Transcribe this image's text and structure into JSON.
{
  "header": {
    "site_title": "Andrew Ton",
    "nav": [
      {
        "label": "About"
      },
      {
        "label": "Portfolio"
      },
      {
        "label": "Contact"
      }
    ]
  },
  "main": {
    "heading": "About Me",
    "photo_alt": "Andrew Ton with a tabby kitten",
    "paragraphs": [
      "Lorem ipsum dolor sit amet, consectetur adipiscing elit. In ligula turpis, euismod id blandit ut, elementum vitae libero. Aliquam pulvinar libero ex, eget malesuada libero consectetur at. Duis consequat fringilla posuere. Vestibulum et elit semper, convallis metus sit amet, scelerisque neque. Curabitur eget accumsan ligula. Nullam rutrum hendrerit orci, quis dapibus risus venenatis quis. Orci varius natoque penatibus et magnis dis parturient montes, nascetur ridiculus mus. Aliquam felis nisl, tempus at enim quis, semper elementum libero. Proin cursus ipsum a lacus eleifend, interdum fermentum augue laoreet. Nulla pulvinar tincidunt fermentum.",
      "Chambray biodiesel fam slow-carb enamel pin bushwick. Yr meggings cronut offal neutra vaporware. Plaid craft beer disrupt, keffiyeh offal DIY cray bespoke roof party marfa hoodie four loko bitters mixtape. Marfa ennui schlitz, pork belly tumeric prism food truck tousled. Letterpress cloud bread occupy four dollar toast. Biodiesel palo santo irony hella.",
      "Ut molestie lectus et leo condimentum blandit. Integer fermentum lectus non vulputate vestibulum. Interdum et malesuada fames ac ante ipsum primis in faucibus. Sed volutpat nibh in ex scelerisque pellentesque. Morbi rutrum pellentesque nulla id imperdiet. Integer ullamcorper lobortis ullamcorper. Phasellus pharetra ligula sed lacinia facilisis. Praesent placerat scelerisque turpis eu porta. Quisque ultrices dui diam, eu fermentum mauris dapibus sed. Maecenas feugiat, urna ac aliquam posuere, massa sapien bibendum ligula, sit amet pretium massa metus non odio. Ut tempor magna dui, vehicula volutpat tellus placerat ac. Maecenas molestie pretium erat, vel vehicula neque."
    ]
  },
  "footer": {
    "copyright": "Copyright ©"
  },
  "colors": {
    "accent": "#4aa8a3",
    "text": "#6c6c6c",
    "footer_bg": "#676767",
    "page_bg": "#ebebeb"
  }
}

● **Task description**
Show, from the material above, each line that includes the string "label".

● **Task answer**
        "label": "About"
        "label": "Portfolio"
        "label": "Contact"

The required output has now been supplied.